Queen's reducing peak electricity use
June 10, 2016
The arrival of summer also marks the return of Queen’s participation in the electricity peak demand management program.
The program, part of the university’s commitment to financial and environmental sustainability, involves the shutdown of air conditioning systems in a number of campus buildings on afternoons when electricity demand is at its highest.

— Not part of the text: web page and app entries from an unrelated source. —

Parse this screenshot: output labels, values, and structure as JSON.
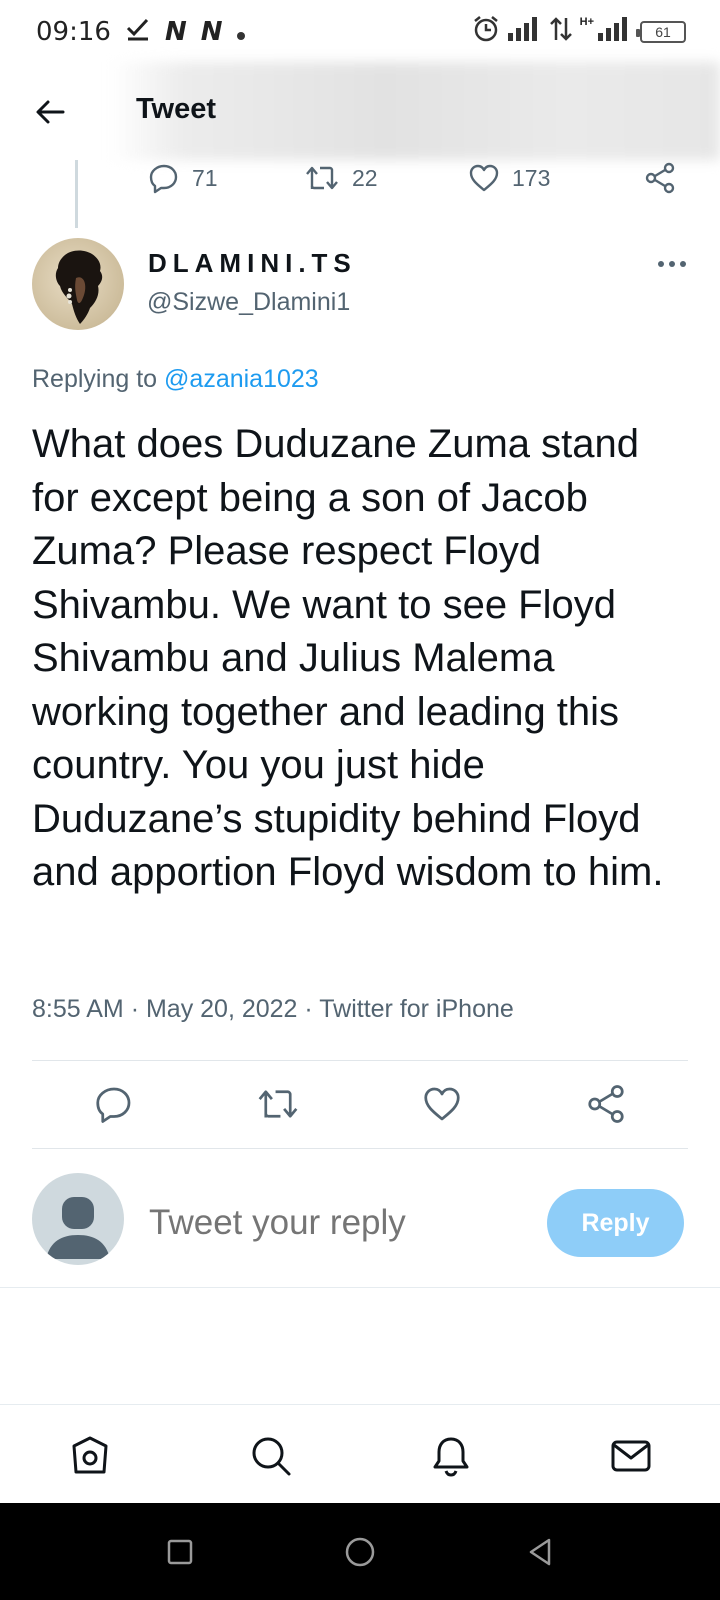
{
  "status_bar": {
    "time": "09:16",
    "notification_icons": [
      "check-icon",
      "n-app-icon",
      "n-app-icon",
      "dot-icon"
    ],
    "n_badge": "N",
    "right_icons": [
      "alarm-icon",
      "signal-icon",
      "data-arrows-icon",
      "hplus-signal-icon"
    ],
    "network_type": "H+",
    "battery": "61"
  },
  "header": {
    "title": "Tweet",
    "back_icon": "arrow-left-icon"
  },
  "previous_tweet_actions": {
    "replies": "71",
    "retweets": "22",
    "likes": "173"
  },
  "tweet": {
    "display_name": "DLAMINI.TS",
    "handle": "@Sizwe_Dlamini1",
    "replying_prefix": "Replying to",
    "replying_to": "@azania1023",
    "text": "What does Duduzane Zuma stand for except being a son of Jacob Zuma? Please respect Floyd Shivambu. We want to see Floyd Shivambu and Julius Malema working together and leading this country. You you just hide Duduzane’s stupidity behind Floyd and apportion Floyd wisdom to him.",
    "time": "8:55 AM",
    "separator": "·",
    "date": "May 20, 2022",
    "source": "Twitter for iPhone"
  },
  "actions": [
    "reply-icon",
    "retweet-icon",
    "like-icon",
    "share-icon"
  ],
  "reply_composer": {
    "placeholder": "Tweet your reply",
    "button_label": "Reply"
  },
  "bottom_nav": [
    "home-icon",
    "search-icon",
    "notifications-icon",
    "messages-icon"
  ],
  "system_nav": [
    "recents-icon",
    "home-circle-icon",
    "back-triangle-icon"
  ],
  "colors": {
    "accent": "#1d9bf0",
    "reply_button": "#8ecdf8",
    "secondary_text": "#536471",
    "primary_text": "#0f1419"
  }
}
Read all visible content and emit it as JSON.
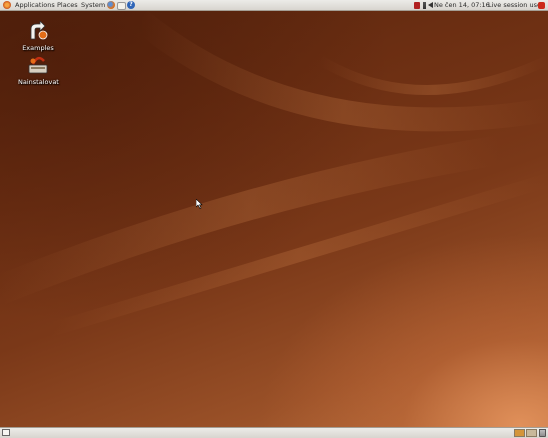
{
  "top_panel": {
    "menus": {
      "applications": "Applications",
      "places": "Places",
      "system": "System"
    },
    "launchers": [
      "firefox-icon",
      "mail-icon",
      "help-icon"
    ],
    "tray": {
      "icons": [
        "keyboard-layout-icon",
        "network-icon",
        "volume-icon"
      ],
      "clock": "Ne čen 14, 07:16",
      "user": "Live session user",
      "user_icon": "shutdown-icon"
    }
  },
  "desktop": {
    "icons": [
      {
        "label": "Examples",
        "icon": "examples-folder-icon"
      },
      {
        "label": "Nainstalovat",
        "icon": "install-icon"
      }
    ]
  },
  "bottom_panel": {
    "show_desktop_icon": "show-desktop-icon",
    "workspaces": 2,
    "active_workspace": 1,
    "trash_icon": "trash-icon"
  },
  "colors": {
    "panel": "#e6e4df",
    "wallpaper_dark": "#55230c",
    "wallpaper_light": "#b8713f",
    "accent_orange": "#e07a1f"
  }
}
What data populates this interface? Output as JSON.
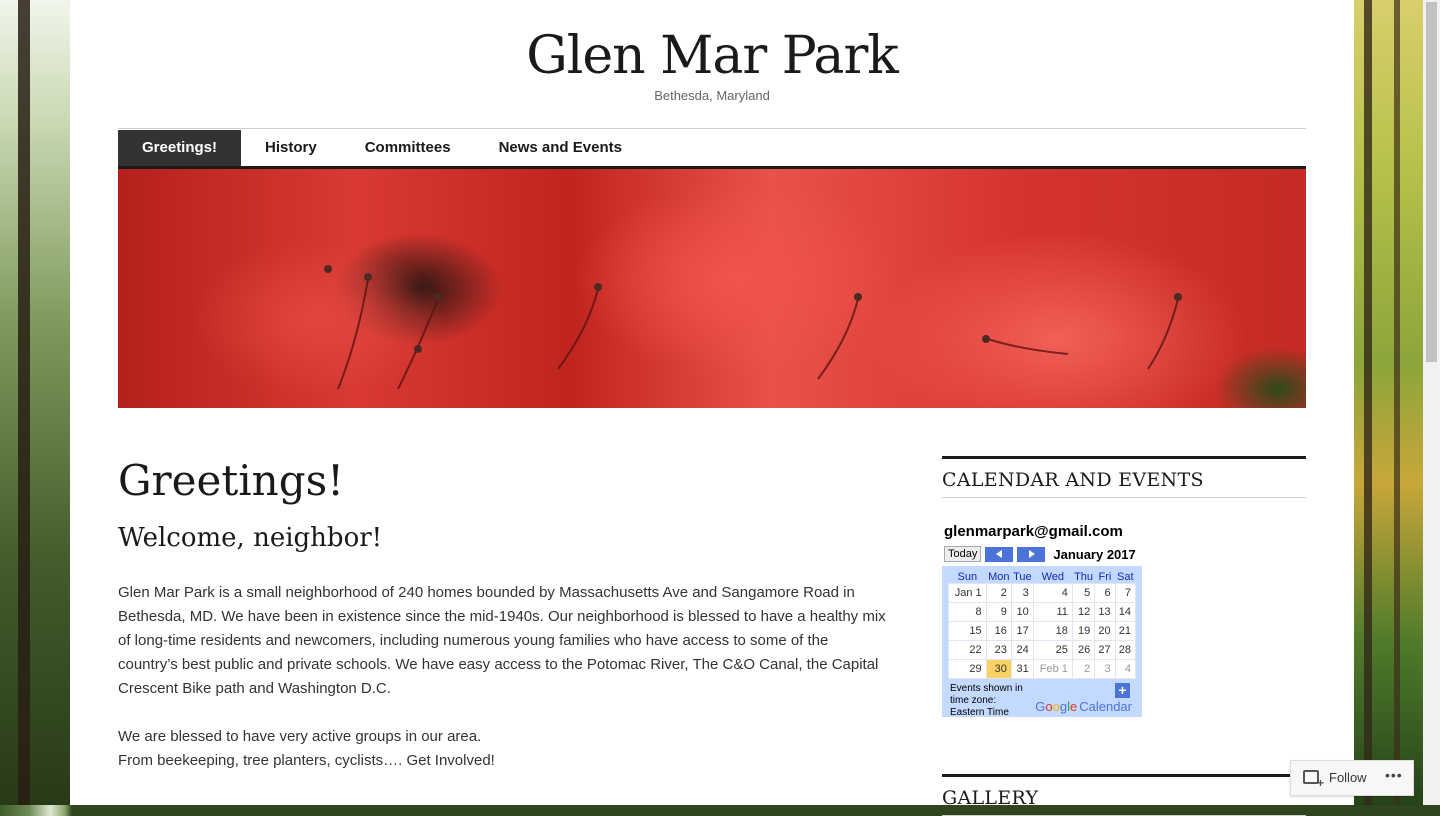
{
  "site": {
    "title": "Glen Mar Park",
    "tagline": "Bethesda, Maryland"
  },
  "nav": {
    "items": [
      {
        "label": "Greetings!",
        "active": true
      },
      {
        "label": "History",
        "active": false
      },
      {
        "label": "Committees",
        "active": false
      },
      {
        "label": "News and Events",
        "active": false
      }
    ]
  },
  "entry": {
    "title": "Greetings!",
    "subtitle": "Welcome, neighbor!",
    "para1": "Glen Mar Park is a small neighborhood of 240 homes bounded by Massachusetts Ave and Sangamore Road in Bethesda, MD. We have been in existence since the mid-1940s. Our neighborhood is blessed to have a healthy mix of long-time residents and newcomers, including numerous young families who have access to some of the country’s best public and private schools. We have easy access to the Potomac River, The C&O Canal, the Capital Crescent Bike path and Washington D.C.",
    "para2_line1": "We are blessed to have very active groups in our area.",
    "para2_line2": "From beekeeping, tree planters, cyclists…. Get Involved!"
  },
  "sidebar": {
    "calendar_widget_title": "CALENDAR AND EVENTS",
    "gallery_widget_title": "GALLERY"
  },
  "gcal": {
    "calendar_name": "glenmarpark@gmail.com",
    "today_label": "Today",
    "month_label": "January 2017",
    "weekdays": [
      "Sun",
      "Mon",
      "Tue",
      "Wed",
      "Thu",
      "Fri",
      "Sat"
    ],
    "weeks": [
      [
        "Jan 1",
        "2",
        "3",
        "4",
        "5",
        "6",
        "7"
      ],
      [
        "8",
        "9",
        "10",
        "11",
        "12",
        "13",
        "14"
      ],
      [
        "15",
        "16",
        "17",
        "18",
        "19",
        "20",
        "21"
      ],
      [
        "22",
        "23",
        "24",
        "25",
        "26",
        "27",
        "28"
      ],
      [
        "29",
        "30",
        "31",
        "Feb 1",
        "2",
        "3",
        "4"
      ]
    ],
    "timezone_line1": "Events shown in",
    "timezone_line2": "time zone:",
    "timezone_line3": "Eastern Time",
    "logo_text": "Google",
    "logo_suffix": "Calendar"
  },
  "follow": {
    "label": "Follow",
    "more": "•••"
  },
  "colors": {
    "nav_active_bg": "#333333",
    "gcal_bg": "#c3d9ff",
    "gcal_today": "#fad163",
    "hero_red": "#d83a33"
  }
}
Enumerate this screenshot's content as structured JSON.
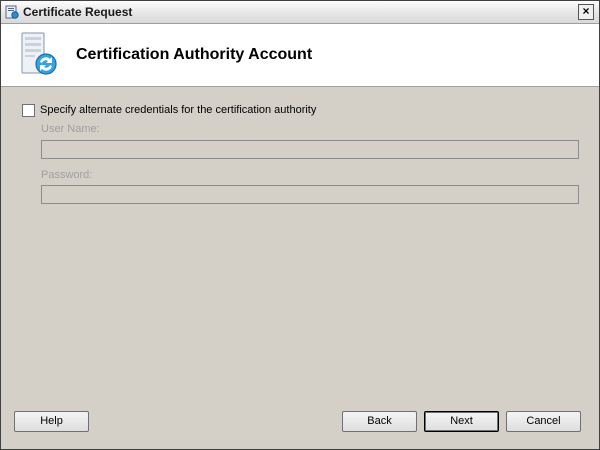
{
  "window": {
    "title": "Certificate Request",
    "close_glyph": "×"
  },
  "header": {
    "title": "Certification Authority Account",
    "icon": "certificate-server-icon"
  },
  "form": {
    "checkbox_label": "Specify alternate credentials for the certification authority",
    "checkbox_checked": false,
    "username_label": "User Name:",
    "username_value": "",
    "password_label": "Password:",
    "password_value": ""
  },
  "buttons": {
    "help": "Help",
    "back": "Back",
    "next": "Next",
    "cancel": "Cancel"
  },
  "colors": {
    "dialog_background": "#d4d0c8",
    "header_background": "#ffffff",
    "disabled_text": "#a0a0a0"
  }
}
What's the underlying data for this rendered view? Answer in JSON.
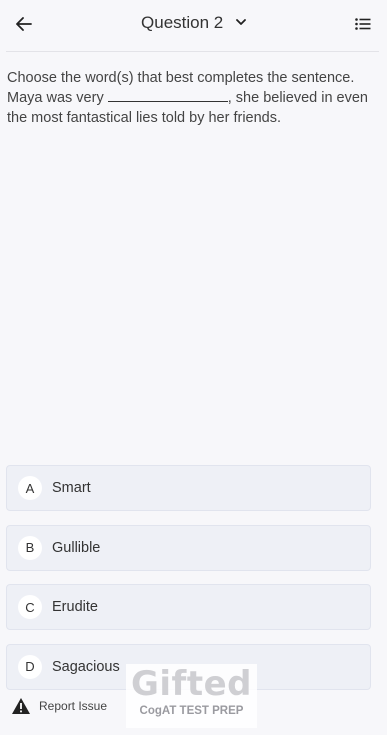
{
  "header": {
    "title": "Question 2",
    "back_icon": "arrow-left-icon",
    "dropdown_icon": "chevron-down-icon",
    "list_icon": "list-icon"
  },
  "question": {
    "instruction": "Choose the word(s) that best completes the sentence.",
    "sentence_start": "Maya was very",
    "sentence_end": ", she believed in even the most fantastical lies told by her friends."
  },
  "options": [
    {
      "letter": "A",
      "text": "Smart"
    },
    {
      "letter": "B",
      "text": "Gullible"
    },
    {
      "letter": "C",
      "text": "Erudite"
    },
    {
      "letter": "D",
      "text": "Sagacious"
    }
  ],
  "report": {
    "label": "Report Issue",
    "icon": "warning-icon"
  },
  "watermark": {
    "brand": "Gifted",
    "tagline": "CogAT TEST PREP"
  }
}
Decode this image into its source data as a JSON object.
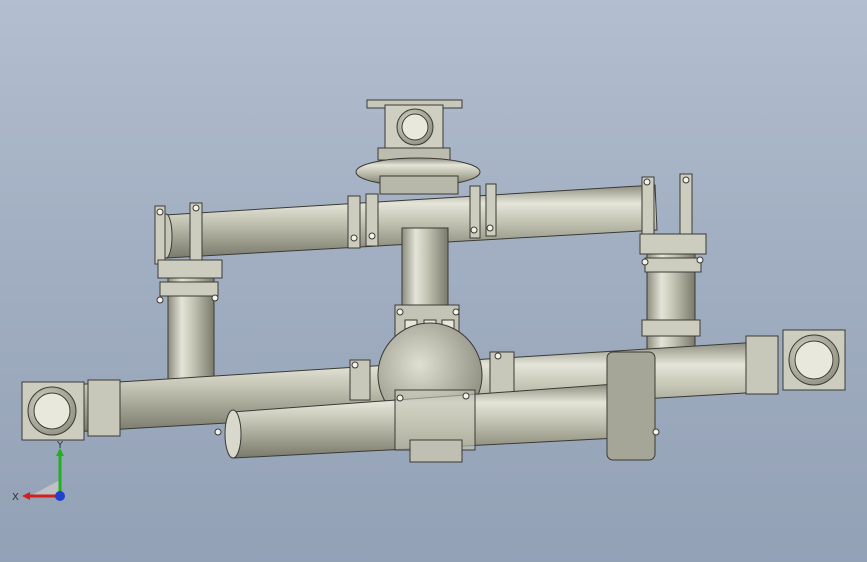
{
  "viewport": {
    "background_top": "#b3bfd0",
    "background_bottom": "#93a1b6",
    "model_fill": "#b8b8a8",
    "model_fill_light": "#d6d6c8",
    "model_stroke": "#3a3a34"
  },
  "triad": {
    "x_label": "X",
    "y_label": "Y",
    "x_color": "#d02020",
    "y_color": "#20b020",
    "z_color": "#2040d0"
  }
}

Ahead of the implementation of the program this summer, Physical Plant Services will conduct a test of the chiller shutdown process on Tuesday, June 14, from 3- 6 pm, affecting: Beamish-Munro Hall; Gordon Hall; Jeffery Hall; John Deutsch University Centre (north retail space); Richardson Hall; Rideau Building; Stauffer Library; Dunning Hall; and Macdonald Hall. The chiller will remain running with a reduced load for: BioSciences - Atrium and Lecture Theatres; Chernoff Hall - Administration Wing and Theatres; and Douglas Library - except Special Collections; and Watson Hall. The hours for the Queen’s Centre and School of Kinesiology are 4-6 pm only.
“This type of program is common in both the public and private sectors across the province, and our participation can potentially reduce the university’s electricity bill by $2.5 million, while at the same time supporting a sustainable energy system,” says Caroline Davis, Vice-Principal (Finance and Administration).
During the summer program air conditioner shutdowns will occur between noon and 8 pm and affect 15 campus buildings. The shutdowns will occur on days in July, August and early September when provincial electricity demand is at its highest. Building occupants will notice temperature increases, but where possible Physical Plant Services (PPS) will mitigate this effect by cooling buildings before the shutdown. PPS will issue weekly notices to inform building occupants of the timing of the shutdowns and coordinate with Event Services to minimize the effects on conferences that are being held on campus.
“Our participation in this program also helps promote a sustainable energy system in Ontario by reducing the need for the province to purchase additional power or build new generation facilities, which can have both financial and environmental costs,” says Vice-Principal Davis.
In the 2015-16 fiscal year, about 50 per cent of the university’s nearly $10 million yearly electricity bill is a charge called the “global adjustment,” which is calculated based on Queen’s share of the total provincial electricity demand during the five peak hours from the previous year. Queen’s efforts last summer saved the university $1.6 million. This summer the program is being expanded and will also involve feeding energy back into the grid from the university’s cogeneration facility.
Created in 2005, the global adjustment offsets the costs of renewable power generation and provides an incentive for large electricity users to cut their usage during provincial peaks. This reduces or delays the need to purchase electricity or increase power generation capacity in the province, both of which carry financial and environmental costs.
More information about the program, including which buildings will be affected, is available on the sustainability website. Anybody with questions about the program may contact FIXIT at ext. 77301, 613-533-6757 or by email.